NB: The smell is detectable in basic conditions but at the end point there is a sudden change of intensity whereby the smell seems to get richer and can easily be detected by wafting the odour towards oneself. It may be beneficial to provide enough glassware such that the students can retain a neutralised solution of the garlic-infused sodium hydroxide to use as a reference.
1. Using a small funnel, pour a few cubic centimetres hydrochloric acid, HCl (aq) (1 mol dm-3) into the burette, with the tap open and a beaker under the open tap.
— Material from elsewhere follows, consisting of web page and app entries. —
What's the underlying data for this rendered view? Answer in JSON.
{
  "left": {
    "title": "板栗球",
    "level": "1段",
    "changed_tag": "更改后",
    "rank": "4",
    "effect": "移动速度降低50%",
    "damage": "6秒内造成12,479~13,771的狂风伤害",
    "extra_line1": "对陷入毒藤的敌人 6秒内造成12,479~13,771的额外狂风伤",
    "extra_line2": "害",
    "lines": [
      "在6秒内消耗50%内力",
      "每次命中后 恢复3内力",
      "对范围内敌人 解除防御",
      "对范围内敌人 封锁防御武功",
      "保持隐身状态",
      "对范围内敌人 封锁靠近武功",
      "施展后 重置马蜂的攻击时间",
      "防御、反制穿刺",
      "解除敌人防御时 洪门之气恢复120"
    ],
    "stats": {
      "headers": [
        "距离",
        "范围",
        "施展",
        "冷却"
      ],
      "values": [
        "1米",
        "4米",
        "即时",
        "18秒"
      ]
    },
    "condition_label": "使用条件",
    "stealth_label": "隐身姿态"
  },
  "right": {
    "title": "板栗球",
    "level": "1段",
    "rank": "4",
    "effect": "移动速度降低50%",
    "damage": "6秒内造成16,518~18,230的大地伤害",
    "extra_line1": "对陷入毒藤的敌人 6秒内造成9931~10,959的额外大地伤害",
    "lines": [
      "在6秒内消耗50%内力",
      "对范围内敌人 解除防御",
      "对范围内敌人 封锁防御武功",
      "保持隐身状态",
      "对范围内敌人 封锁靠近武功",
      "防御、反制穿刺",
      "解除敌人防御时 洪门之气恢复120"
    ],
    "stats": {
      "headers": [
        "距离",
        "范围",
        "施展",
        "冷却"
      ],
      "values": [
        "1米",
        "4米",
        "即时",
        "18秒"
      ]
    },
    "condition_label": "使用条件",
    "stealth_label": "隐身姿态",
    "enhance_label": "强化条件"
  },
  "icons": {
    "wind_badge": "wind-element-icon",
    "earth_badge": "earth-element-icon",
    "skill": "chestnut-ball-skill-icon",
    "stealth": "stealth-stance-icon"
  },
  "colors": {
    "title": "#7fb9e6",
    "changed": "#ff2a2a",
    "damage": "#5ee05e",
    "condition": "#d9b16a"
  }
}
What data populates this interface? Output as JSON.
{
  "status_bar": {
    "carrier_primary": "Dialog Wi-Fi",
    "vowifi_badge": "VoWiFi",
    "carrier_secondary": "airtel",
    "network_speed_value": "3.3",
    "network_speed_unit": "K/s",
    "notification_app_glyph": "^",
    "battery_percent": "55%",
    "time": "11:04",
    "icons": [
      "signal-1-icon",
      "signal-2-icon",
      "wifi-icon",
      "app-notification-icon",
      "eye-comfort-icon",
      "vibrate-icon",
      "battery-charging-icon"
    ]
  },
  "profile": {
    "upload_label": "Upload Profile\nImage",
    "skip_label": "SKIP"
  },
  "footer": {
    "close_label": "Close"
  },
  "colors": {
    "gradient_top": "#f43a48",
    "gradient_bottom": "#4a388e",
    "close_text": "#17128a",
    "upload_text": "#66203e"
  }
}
Once the tip of the burette is full of solution, close the tap and add more solution up to the zero mark. (Do not re-use the acid in the beaker – this should be rinsed down the sink.)
2. Use a pipette with pipette filler to transfer 10 cm3 of the unknown concentration garlic infused sodium hydroxide solution to the conical flask.
3. Add the hydrochloric acid to the garlic infused sodium hydroxide solution in small volumes, swirling gently after each addition. A sudden change in intensity to the smell is detectable at the end-point of the titration.
4. Repeat until concordant results are obtained
NB: The smell is detectable in basic conditions but at the end point there is a sudden change of intensity whereby the smell seems to get richer and can easily be detected by wafting the odour towards oneself. It may be useful to retain a neutralised solution of the garlic-infused sodium hydroxide to use as a reference.
5. The experiment can be repeated and compared to a standard methyl orange indicator based titration experiment.
Discussion: How did using an olfactory indicatory compare with using a colour-based indicator? How would you rate the accuracy of the different methods?
The method is somewhat subjective, and while it is possible to obtain concordant results, there is likely to be small variation person-to-person and a marginally different value than that obtained using phenolphthalein as an indicator. The precision and accuracy of these experiments should prove and interesting discussion point with pupils.
Health & Safety checked, October 2013
This experiment was inspired by an experiment described in the Journal of Chemical Education (J. Neppel, M. T. Oliver-Hoyo, C. Queen and N. Reed, J. Chem. Edu, 2005, 82, 607). In this article a set-up for a visually impaired student is described, where a fan is placed behind the titration apparatus to enable the student to smell without the need for wafting manually. A scheme to show the production of the thiosulfonates and disulfides (responsible for the smell at neutral and acidic pH) from the garlic precursor allicin (diallyl thiosulfinate) is also provided in this article.
This practical chemistry resource was developed by the ETG group for the Royal Society of Chemistry.
Page last updated June 2015
The Royal Society of Chemistry would like to thank Dr Jacob Cox, Dr Simon Rees, Rebecca Edwards and Kate Madden as part of the Educational Techniques Group (ETG) for their involvement in the development of this resource.